*Exercise prompt*
Give the listing again word for word. Leave every image out.

*Data*

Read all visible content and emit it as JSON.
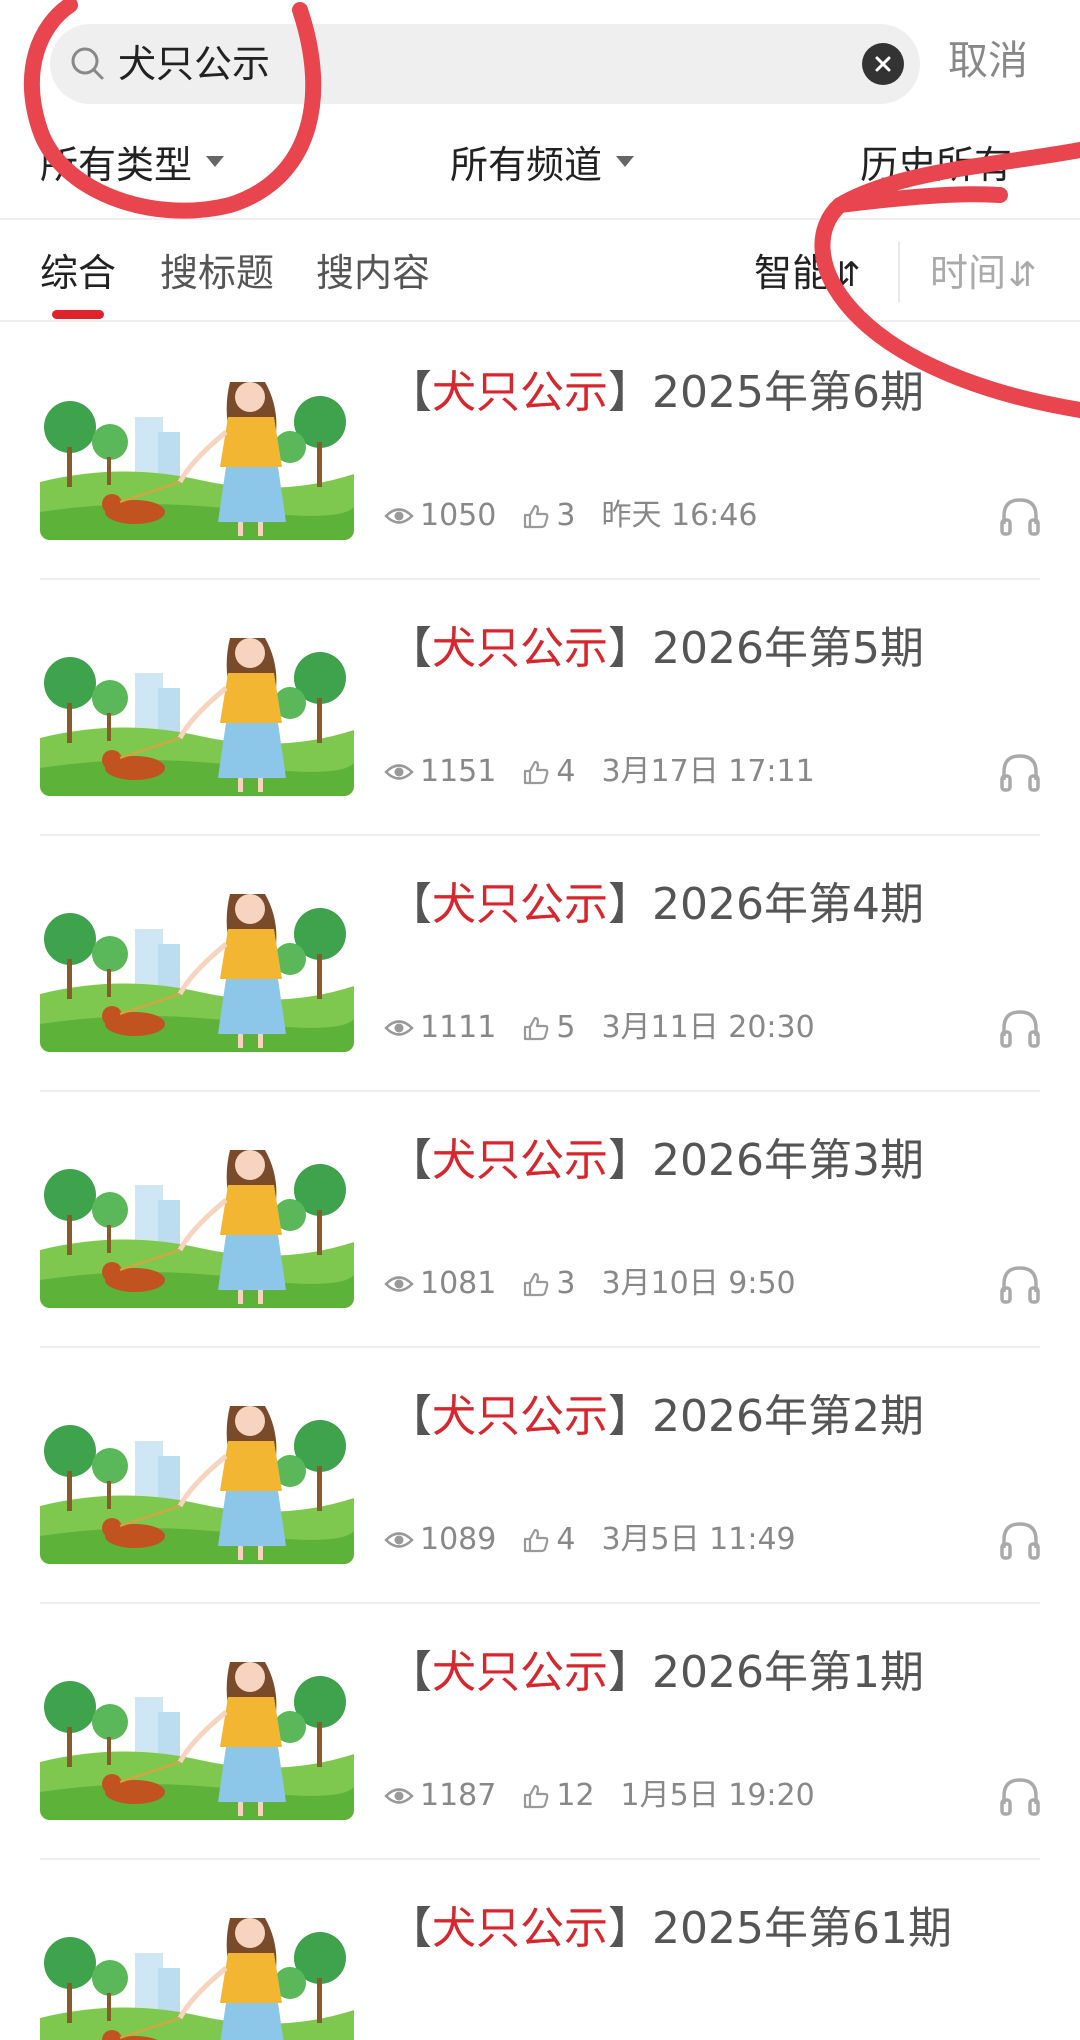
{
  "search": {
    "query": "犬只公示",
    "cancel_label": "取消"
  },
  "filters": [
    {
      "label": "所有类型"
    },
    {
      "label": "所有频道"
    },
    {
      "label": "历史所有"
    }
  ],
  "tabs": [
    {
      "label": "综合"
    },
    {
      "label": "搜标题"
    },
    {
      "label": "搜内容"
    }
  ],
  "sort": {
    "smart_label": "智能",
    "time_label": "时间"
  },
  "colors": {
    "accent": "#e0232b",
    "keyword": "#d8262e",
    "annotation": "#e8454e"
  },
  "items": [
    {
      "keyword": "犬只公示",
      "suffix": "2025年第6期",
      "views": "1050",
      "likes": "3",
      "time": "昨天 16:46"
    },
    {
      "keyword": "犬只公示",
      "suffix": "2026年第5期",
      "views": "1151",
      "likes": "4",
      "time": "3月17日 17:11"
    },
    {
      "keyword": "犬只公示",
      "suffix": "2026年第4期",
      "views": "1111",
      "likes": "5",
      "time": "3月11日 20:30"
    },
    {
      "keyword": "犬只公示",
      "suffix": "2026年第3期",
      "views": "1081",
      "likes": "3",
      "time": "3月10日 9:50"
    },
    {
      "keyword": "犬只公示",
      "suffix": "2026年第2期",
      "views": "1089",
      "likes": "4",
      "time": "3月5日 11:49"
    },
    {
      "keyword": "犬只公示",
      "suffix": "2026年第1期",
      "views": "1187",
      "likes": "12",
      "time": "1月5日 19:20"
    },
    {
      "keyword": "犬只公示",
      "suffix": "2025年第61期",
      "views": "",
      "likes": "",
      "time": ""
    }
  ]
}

*Solution below*
Read all visible content and emit it as JSON.
{
  "search": {
    "query": "犬只公示",
    "cancel_label": "取消"
  },
  "filters": [
    {
      "label": "所有类型"
    },
    {
      "label": "所有频道"
    },
    {
      "label": "历史所有"
    }
  ],
  "tabs": [
    {
      "label": "综合"
    },
    {
      "label": "搜标题"
    },
    {
      "label": "搜内容"
    }
  ],
  "sort": {
    "smart_label": "智能",
    "time_label": "时间"
  },
  "colors": {
    "accent": "#e0232b",
    "keyword": "#d8262e",
    "annotation": "#e8454e"
  },
  "items": [
    {
      "keyword": "犬只公示",
      "suffix": "2025年第6期",
      "views": "1050",
      "likes": "3",
      "time": "昨天 16:46"
    },
    {
      "keyword": "犬只公示",
      "suffix": "2026年第5期",
      "views": "1151",
      "likes": "4",
      "time": "3月17日 17:11"
    },
    {
      "keyword": "犬只公示",
      "suffix": "2026年第4期",
      "views": "1111",
      "likes": "5",
      "time": "3月11日 20:30"
    },
    {
      "keyword": "犬只公示",
      "suffix": "2026年第3期",
      "views": "1081",
      "likes": "3",
      "time": "3月10日 9:50"
    },
    {
      "keyword": "犬只公示",
      "suffix": "2026年第2期",
      "views": "1089",
      "likes": "4",
      "time": "3月5日 11:49"
    },
    {
      "keyword": "犬只公示",
      "suffix": "2026年第1期",
      "views": "1187",
      "likes": "12",
      "time": "1月5日 19:20"
    },
    {
      "keyword": "犬只公示",
      "suffix": "2025年第61期",
      "views": "",
      "likes": "",
      "time": ""
    }
  ]
}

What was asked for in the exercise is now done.